What season do roses grow and require certain kinds of maintenance and care is of great importance to the enjoyment and satisfaction you will have from your rose gardening hobby.

Springtime is the most important period of time for what season do roses grow questions to demand your attention. Spring is the season that new growth emerges from the dormant buds with buds near the top of the stems growing first.

You need to be in constant alert for suckers which should be removed quickly to prevent them from sapping too much energy from the main plant. If they are not promptly removed, they will appear to be more vigorous than your main rose plant and will take over and dominate the original plant.

Spring pruning should be done to develop and maintain well shaped plants and to prevent rose plants from becoming leggy or top heavy. The most pruning should be done on the thin bendy stems which are unlikely to produce the beautiful anticipated flowers. Leave the stronger healthy branches, but do prune away dead or diseased wood.

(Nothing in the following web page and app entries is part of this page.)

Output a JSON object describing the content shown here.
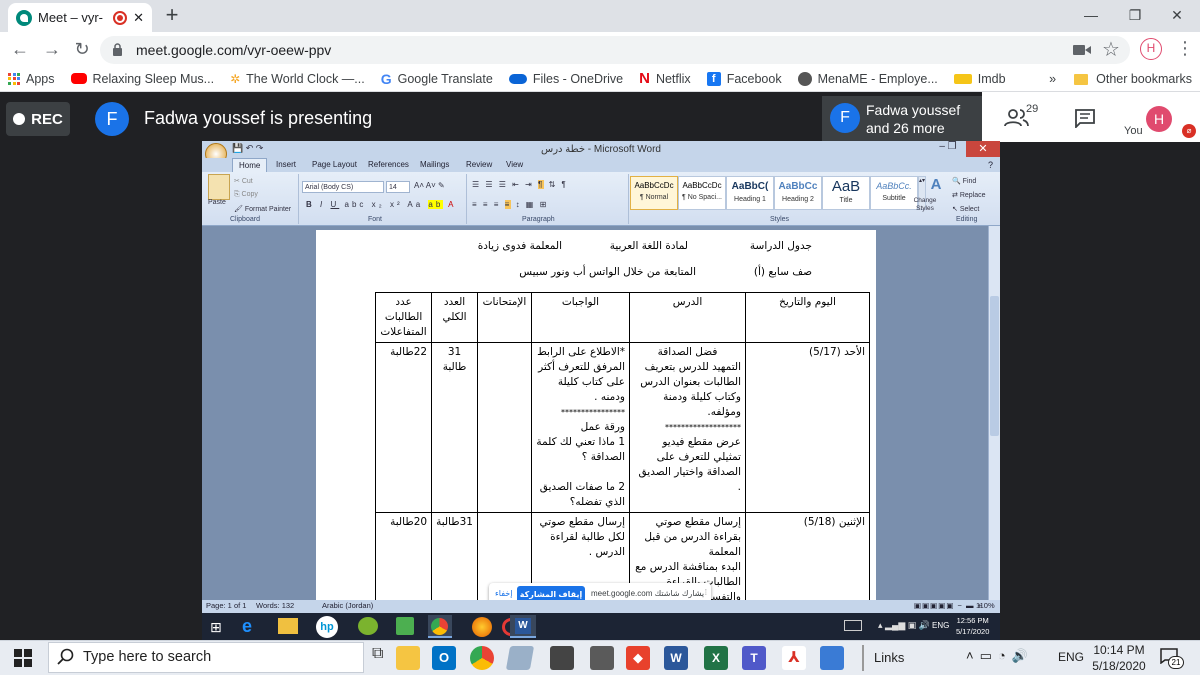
{
  "browser": {
    "tab_title": "Meet – vyr-",
    "new_tab": "+",
    "url": "meet.google.com/vyr-oeew-ppv",
    "avatar_letter": "H",
    "window_controls": [
      "—",
      "❐",
      "✕"
    ]
  },
  "bookmarks": {
    "items": [
      {
        "label": "Apps",
        "color": "#4285f4"
      },
      {
        "label": "Relaxing Sleep Mus...",
        "color": "#ff0000"
      },
      {
        "label": "The World Clock —...",
        "color": "#f5a623"
      },
      {
        "label": "Google Translate",
        "color": "#4285f4"
      },
      {
        "label": "Files - OneDrive",
        "color": "#0a64d6"
      },
      {
        "label": "Netflix",
        "color": "#e50914"
      },
      {
        "label": "Facebook",
        "color": "#1877f2"
      },
      {
        "label": "MenaME - Employe...",
        "color": "#444444"
      },
      {
        "label": "Imdb",
        "color": "#f5c518"
      }
    ],
    "overflow": "»",
    "other": "Other bookmarks"
  },
  "meet": {
    "rec_label": "REC",
    "presenter_initial": "F",
    "presenting_text": "Fadwa youssef is presenting",
    "tile_initial": "F",
    "tile_name_line1": "Fadwa youssef",
    "tile_name_line2": "and 26 more",
    "participants_count": "29",
    "self_initial": "H",
    "self_label": "You"
  },
  "word": {
    "title": "خطة درس - Microsoft Word",
    "tabs": [
      "Home",
      "Insert",
      "Page Layout",
      "References",
      "Mailings",
      "Review",
      "View"
    ],
    "clipboard": {
      "paste": "Paste",
      "cut": "Cut",
      "copy": "Copy",
      "format_painter": "Format Painter",
      "label": "Clipboard"
    },
    "font": {
      "name": "Arial (Body CS)",
      "size": "14",
      "label": "Font"
    },
    "paragraph_label": "Paragraph",
    "styles": [
      {
        "preview": "AaBbCcDc",
        "name": "¶ Normal"
      },
      {
        "preview": "AaBbCcDc",
        "name": "¶ No Spaci..."
      },
      {
        "preview": "AaBbC(",
        "name": "Heading 1"
      },
      {
        "preview": "AaBbCc",
        "name": "Heading 2"
      },
      {
        "preview": "AaB",
        "name": "Title"
      },
      {
        "preview": "AaBbCc.",
        "name": "Subtitle"
      }
    ],
    "change_styles": "Change Styles",
    "styles_label": "Styles",
    "editing": {
      "find": "Find",
      "replace": "Replace",
      "select": "Select",
      "label": "Editing"
    },
    "status": {
      "page": "Page: 1 of 1",
      "words": "Words: 132",
      "language": "Arabic (Jordan)",
      "zoom": "110%"
    }
  },
  "document": {
    "header_line1_a": "جدول الدراسة",
    "header_line1_b": "لمادة اللغة العربية",
    "header_line1_c": "المعلمة فدوى زيادة",
    "header_line2_a": "صف سابع (أ)",
    "header_line2_b": "المتابعة من خلال الواتس أب ونور سبيس",
    "columns": [
      "اليوم والتاريخ",
      "الدرس",
      "الواجبات",
      "الإمتحانات",
      "العدد الكلي",
      "عدد الطالبات المتفاعلات"
    ],
    "rows": [
      {
        "day": "الأحد (5/17)",
        "lesson": [
          "فضل الصداقة",
          "التمهيد للدرس بتعريف الطالبات بعنوان الدرس وكتاب كليلة ودمنة ومؤلفه.",
          "*******************",
          "عرض مقطع فيديو تمثيلي للتعرف على الصداقة واختيار الصديق ."
        ],
        "homework": [
          "*الاطلاع على الرابط المرفق للتعرف أكثر على كتاب كليلة ودمنه .",
          "****************",
          "ورقة عمل",
          "1 ماذا تعني لك كلمة الصداقة ؟",
          "",
          "2 ما صفات الصديق الذي تفضله؟"
        ],
        "exams": "",
        "total": "31 طالبة",
        "interacting": "22طالبة"
      },
      {
        "day": "الإثنين (5/18)",
        "lesson": [
          "إرسال مقطع صوتي بقراءة الدرس من قبل المعلمة",
          "البدء بمناقشة الدرس مع الطالبات بالقراءة والتفسير"
        ],
        "homework": [
          "إرسال مقطع صوتي لكل طالبة لقراءة الدرس ."
        ],
        "exams": "",
        "total": "31طالبة",
        "interacting": "20طالبة"
      }
    ]
  },
  "share_pill": {
    "message": "يشارك شاشتك meet.google.com",
    "stop": "إيقاف المشاركة",
    "hide": "إخفاء"
  },
  "inner_taskbar": {
    "lang": "ENG",
    "time": "12:56 PM",
    "date": "5/17/2020"
  },
  "taskbar": {
    "search_placeholder": "Type here to search",
    "links": "Links",
    "lang": "ENG",
    "time": "10:14 PM",
    "date": "5/18/2020",
    "notifications": "21"
  }
}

During midsummer, most roses are still in heavy bloom, but many of the most beautiful blooms will have passed for this season. Unless they set hips, all varieties of roses should be dead-headed which will encourage more blooms. Dead-heading is the term used to describe the removing of old blooms, and is usually done by selecting a leaf joint under the wilted flowerhead that is facing outward, and cutting away the stem above this joint. The new bud which is hidden under the leaf stalk will flourish and produce a new flower.

Apply your second serving of rose food which will continue to support natural growth into the autumn. You will want to continue watering, as well as pest and disease control. Continue to watch for and remove recently developed suckers and any diseased leaves.

By late summer growth has slowed down considerably, so what season do roses grow concerns will require less maintenance, and you will only need to do light precautionary control and remove diseased leaves. Continue watering and training the climbers and rambler varieties.

In early autumn some may be still blooming, but you will notice the ceasing of massive amounts of new blooms. Keep up pest and disease control and minimum watering. Rose hips have now been fully formed and some rose varieties will begin to show their magnificent autumn colors.

By mid autumn your rose plants are almost ready for their dormant period. Cut down on watering but continue controlling disease. Rake the fallen leaves up, and destroy them because they may contain disease spores. After the flowering has completed in the autumn, tidy up the rose bushes by trimming them back a little. Make sure to remove any long sections of stems above where the buds were, because there will not be any new growth in that area, and will eventually die back to the next node below, and is vulnerable to becoming diseased. This pruning will also help to keep your rose plants from being damaged by strong winter winds.

Once they are fully dormant, your responsibilities will include taking hardwood cuttings, moving and transplanting mature roses which can be done at any point before early spring when their growth cycle begins again. You also may want to apply winter washes to help prevent disease spores and blackspot over the wintering period. Take steps to protect tender varieties from the winter frost.